    I swam in creeks and lakes, bicycled through Cades Cove, kayaked all over the region, hiked to the top of Mount LeConte and back the long way, house boated a couple of times and participated in a multitude of other hikes and rides.

    But on a recent weekend, nice as it was, I knew I needed to stay home and take care of chores.

  • Lack of response could have been the death of her

    I live in the city of Rockwood.

    On July 27, I fell at my home.

    Not knowing what was wrong with me, I called the fire department.

    I told them I had fallen and could not get up, and the person who answered the call said what do you want me to do about it?

    I said I thought they would come and help me up, and they said they didn’t do that and gave me a number to call.

    By then I had lost my eyesight, but I tried to call it. I don’t know who I called.

  • Books, reading program can make difference

    Love for reading is one of the most valuable gifts an adult can give to a child. That’s why I support the Roane Imagination Library.

    Every month, Roane Imagination Library mails a free book to every enrolled Roane County child aged birth to 5 years.

    In the past seven years, Roane Imagination Library has provided over 125,000 books to Roane County children.

    The Roane Imagination Library is a joint project of Dolly Parton’s Imagination Library and the Tennessee Governor’s Books from Birth Foundation.

  • It sounds like a threat, but it really isn’t

    By GENE POLICINSKI
    First Amendment Center

    When are words that seem threatening not legally a threat?

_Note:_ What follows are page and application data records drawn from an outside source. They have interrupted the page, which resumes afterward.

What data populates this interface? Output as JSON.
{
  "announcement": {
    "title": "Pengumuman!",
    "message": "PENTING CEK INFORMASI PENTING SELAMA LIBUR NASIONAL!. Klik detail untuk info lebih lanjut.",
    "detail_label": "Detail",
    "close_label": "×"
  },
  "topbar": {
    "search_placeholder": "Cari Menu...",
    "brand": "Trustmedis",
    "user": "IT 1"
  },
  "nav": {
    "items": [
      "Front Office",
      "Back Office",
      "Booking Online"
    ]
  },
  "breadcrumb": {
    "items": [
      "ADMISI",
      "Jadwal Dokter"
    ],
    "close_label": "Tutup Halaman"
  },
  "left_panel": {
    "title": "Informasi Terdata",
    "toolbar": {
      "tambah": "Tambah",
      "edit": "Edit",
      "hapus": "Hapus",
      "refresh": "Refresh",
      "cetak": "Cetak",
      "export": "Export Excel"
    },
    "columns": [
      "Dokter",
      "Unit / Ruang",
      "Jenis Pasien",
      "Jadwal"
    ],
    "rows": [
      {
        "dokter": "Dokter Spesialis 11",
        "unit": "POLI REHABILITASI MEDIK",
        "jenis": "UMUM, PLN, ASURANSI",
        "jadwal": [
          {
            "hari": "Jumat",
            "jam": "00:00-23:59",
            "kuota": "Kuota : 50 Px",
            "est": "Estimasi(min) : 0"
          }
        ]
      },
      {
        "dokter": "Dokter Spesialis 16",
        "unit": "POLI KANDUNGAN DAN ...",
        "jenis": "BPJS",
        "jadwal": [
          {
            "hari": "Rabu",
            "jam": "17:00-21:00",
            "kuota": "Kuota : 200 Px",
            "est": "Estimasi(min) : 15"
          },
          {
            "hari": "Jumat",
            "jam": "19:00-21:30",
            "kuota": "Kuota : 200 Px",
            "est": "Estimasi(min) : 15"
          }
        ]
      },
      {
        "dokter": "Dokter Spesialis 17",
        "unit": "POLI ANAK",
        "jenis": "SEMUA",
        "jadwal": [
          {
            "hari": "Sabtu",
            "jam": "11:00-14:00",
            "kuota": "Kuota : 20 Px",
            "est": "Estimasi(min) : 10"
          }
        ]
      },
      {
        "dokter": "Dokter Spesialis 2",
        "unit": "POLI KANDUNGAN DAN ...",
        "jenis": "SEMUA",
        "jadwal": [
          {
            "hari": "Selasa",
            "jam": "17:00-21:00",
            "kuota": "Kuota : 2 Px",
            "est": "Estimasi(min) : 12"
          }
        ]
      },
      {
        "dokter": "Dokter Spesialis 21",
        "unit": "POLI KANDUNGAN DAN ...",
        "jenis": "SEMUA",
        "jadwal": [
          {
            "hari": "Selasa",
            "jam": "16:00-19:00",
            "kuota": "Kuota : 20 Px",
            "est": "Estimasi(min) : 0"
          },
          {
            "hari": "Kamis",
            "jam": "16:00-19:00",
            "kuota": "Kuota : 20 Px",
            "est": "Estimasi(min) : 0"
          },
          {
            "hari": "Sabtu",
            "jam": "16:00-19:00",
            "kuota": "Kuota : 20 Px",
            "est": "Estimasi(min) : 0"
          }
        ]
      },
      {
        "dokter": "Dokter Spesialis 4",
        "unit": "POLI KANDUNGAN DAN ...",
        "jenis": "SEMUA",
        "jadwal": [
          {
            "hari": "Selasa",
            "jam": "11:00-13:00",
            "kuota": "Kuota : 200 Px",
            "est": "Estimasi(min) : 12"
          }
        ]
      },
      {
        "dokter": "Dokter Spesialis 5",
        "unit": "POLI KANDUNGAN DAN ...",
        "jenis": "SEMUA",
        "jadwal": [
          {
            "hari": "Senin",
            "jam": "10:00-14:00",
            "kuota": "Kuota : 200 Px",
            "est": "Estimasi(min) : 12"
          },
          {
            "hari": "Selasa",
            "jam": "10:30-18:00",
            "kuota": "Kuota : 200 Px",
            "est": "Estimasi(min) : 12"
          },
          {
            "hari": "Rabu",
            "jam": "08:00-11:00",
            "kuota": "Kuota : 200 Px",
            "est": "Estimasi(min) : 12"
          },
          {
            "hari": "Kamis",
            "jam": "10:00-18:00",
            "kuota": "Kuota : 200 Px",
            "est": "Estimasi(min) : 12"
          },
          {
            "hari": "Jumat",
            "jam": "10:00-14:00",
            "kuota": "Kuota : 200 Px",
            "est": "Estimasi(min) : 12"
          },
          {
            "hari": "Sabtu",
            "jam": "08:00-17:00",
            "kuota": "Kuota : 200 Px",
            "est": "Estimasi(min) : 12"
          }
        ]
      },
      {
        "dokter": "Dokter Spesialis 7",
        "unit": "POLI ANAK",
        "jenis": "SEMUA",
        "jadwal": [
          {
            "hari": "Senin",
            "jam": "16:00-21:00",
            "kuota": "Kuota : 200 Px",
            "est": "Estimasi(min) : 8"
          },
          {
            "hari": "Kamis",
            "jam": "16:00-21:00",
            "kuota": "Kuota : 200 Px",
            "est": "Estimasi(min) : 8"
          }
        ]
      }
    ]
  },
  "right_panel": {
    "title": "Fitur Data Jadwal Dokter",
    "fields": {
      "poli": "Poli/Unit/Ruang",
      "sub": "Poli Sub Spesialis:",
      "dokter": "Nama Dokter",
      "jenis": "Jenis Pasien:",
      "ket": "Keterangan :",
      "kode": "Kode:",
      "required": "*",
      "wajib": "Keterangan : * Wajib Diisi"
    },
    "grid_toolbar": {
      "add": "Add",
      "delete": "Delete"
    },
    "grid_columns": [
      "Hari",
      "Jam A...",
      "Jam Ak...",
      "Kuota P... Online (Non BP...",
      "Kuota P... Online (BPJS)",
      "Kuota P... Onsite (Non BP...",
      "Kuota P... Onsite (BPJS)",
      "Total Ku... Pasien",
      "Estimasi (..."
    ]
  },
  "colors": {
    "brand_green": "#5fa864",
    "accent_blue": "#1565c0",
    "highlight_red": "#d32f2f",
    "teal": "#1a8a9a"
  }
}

    A jury in Hartford, Conn., refused on Sept. 16 to convict blogger Hal Turner of charges stemming from online comments he made in 2009 urging others, in response to a new state law, to “take up arms and put down this tyranny by force” and that public officials should “obey the Constitution or die.”

  • Nuts & Bolts: It’s going to get a whole lot hotter in here

    After a lot of talk and visits by a multitude of contractors, our newspaper is taking another step forward.
    We are investing in technology that will allow us to eliminate one of the steps in getting the newspaper to you.
    For many years, we have been designing the newspaper on computers, then sending those “pages” to a machine that sets them on news-page-sized film.
    Then the film is used to make a thin, news-page-sized plate that attaches to the press and imprints the text and images that you see every week.

  • Writer looks for earthquake like one that created Reelfoot

    I was  reading the Sept. 14 edition of the Roane County News. The part that interested me was the article on “Earthquake danger still a question.”

    The professor in the article does not know his facts. Between mid-December 1811 and mid-March 1812, Tennessee experienced the massive earthquake that created Reelfoot Lake.

    I have no clue where he got his information, but he is wrong.

    It was so bad some of the tremors was felt all the way to Quebec City, Canada.